Bargal R, Avidan N, Olender T, et al. Mucolipidosis type IV: novel MCOLN1 mutations in Jewish and non-Jewish patients and the frequency of the disease in the Ashkenazi Jewish population. Hum Mutat. 2001;17:397-402.



Wang ZH, Zeng B, Pastores GM, et al. Rapid detection of two common mutations in Ashkenazi Jewish patients with mucolipidosis type IV. Genet Test. 2001;5:87-92.



Bargal R, Avidan N, Ben-Asher E, et al. Identification of the gene causing mucolipidosis type IV. Nature Genet. 2000,26:120-123.



Sun M, Goldin E, Stahl S, et al. Mucolipidosis type IV is caused by mutations in a gene encoding a novel transient receptor potential channel. Hum Mol Genet. 2000;9:2471-78.

Slaugenhaupt SA, et al., Mapping of the mucolipidosis type IV gene to chromosome 19p and definition of founder haplotypes. Am J Med Genet. 1999;65:773-8.



Raas-Rothschild A, Bargal R, Dellapergola S, et al. Mucolipidosis type IV: the origin of the disease in the Ashkenazi-Jewish population. Europ J Hum Henet. 1999;7:496-498.

Chen C-S, Bach G, Pagano RE. Abnormal transport along the lysosomal pathway in mucolipidosis, type IV disease. Proc Nat Acad Sci. 1998;95:6373-78.



Bargal R, Bach G. Mucolipidosis type IV: abnormal transport of lipids to lysosomes. J inherit Metab Dis. 1997;20:625-32.



INTERNET

Schiffmann R, Slaugenhaupt SA, Smith J, et al. Mucolipidosis IV. 2005 Jan 28 [Updated 2010 Jul 20]. In: Pagon RA, Adam MP, Bird TD, et al., editors. GeneReviews[Internet]. Seattle (WA): University of Washington, Seattle; 1993-2014. Available from: http://www.ncbi.nlm.nih.gov/books/NBK1214/ Accessed May 19, 2014.



McKusick VA, ed. Online Mendelian Inheritance in Man (OMIM). Baltimore.

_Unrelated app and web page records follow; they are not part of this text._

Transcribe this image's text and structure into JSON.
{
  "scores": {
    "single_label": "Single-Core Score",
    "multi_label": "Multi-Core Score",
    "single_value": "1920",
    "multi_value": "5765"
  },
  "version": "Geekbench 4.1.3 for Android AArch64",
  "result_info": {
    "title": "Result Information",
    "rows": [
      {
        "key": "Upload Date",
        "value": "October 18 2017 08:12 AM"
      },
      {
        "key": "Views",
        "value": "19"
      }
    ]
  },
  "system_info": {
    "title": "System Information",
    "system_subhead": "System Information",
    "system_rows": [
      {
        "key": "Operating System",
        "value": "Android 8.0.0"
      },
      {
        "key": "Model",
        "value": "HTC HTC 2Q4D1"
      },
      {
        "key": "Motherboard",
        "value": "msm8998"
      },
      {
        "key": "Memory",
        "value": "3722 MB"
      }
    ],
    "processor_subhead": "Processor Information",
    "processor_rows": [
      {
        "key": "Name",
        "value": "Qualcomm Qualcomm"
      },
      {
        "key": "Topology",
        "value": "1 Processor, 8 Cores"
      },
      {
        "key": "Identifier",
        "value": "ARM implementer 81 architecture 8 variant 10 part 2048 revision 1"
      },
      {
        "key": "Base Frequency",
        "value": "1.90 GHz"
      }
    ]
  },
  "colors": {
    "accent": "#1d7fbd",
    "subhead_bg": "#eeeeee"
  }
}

MD: The Johns Hopkins University; Available at http://omim.org/entry/252650 Entry No: 252650; Last Update:08/06/2010. Accessed May 19, 2014.

Resources

MucolipidosisType IV Foundation

719 E. 17th Street

Brooklyn, NY 11230

Tel: (718)434-5067

Fax: (718)859-7371

Tel: (877)654-5459

Email: ptanenholz@ml4.org

Internet: http://www.ML4.org



NIH/National Institute of Diabetes, Digestive & Kidney Diseases

Office of Communications & Public Liaison

Bldg 31, Rm 9A06

31 Center Drive, MSC 2560

Bethesda, MD 20892-2560

Tel: (301)496-3583

Email: NDDIC@info.niddk.nih.gov

Internet: http://www2.niddk.nih.gov/



Genetic and Rare Diseases (GARD) Information Center

PO Box 8126

Gaithersburg, MD 20898-8126

Tel: (301)251-4925

Fax: (301)251-4911

Tel: (888)205-2311

TDD: (888)205-3223

Internet: http://rarediseases.info.nih.gov/GARD/



Hide & Seek Foundation for Lysosomal Disease Research

6475 East Pacific Coast Highway Suite 466

Long Beach, CA 90803

Tel: (877)621-1122

Fax: (866)215-8850

Email: info@hideandseek.org

Internet: http://www.hideandseek.org



For a Complete Report

This is an abstract of a report from the National Organization for Rare Disorders, Inc.® (NORD). Cigna members can access the complete report by logging into myCigna.com. For non-Cigna members, a copy of the complete report can be obtained for a small fee by visiting the NORD website. The complete report contains additional information including symptoms, causes, affected population, related disorders, standard and investigational treatments (if available), and references from medical literature. For a full-text version of this topic, see http://www.rarediseases.org/search/rdblist.html.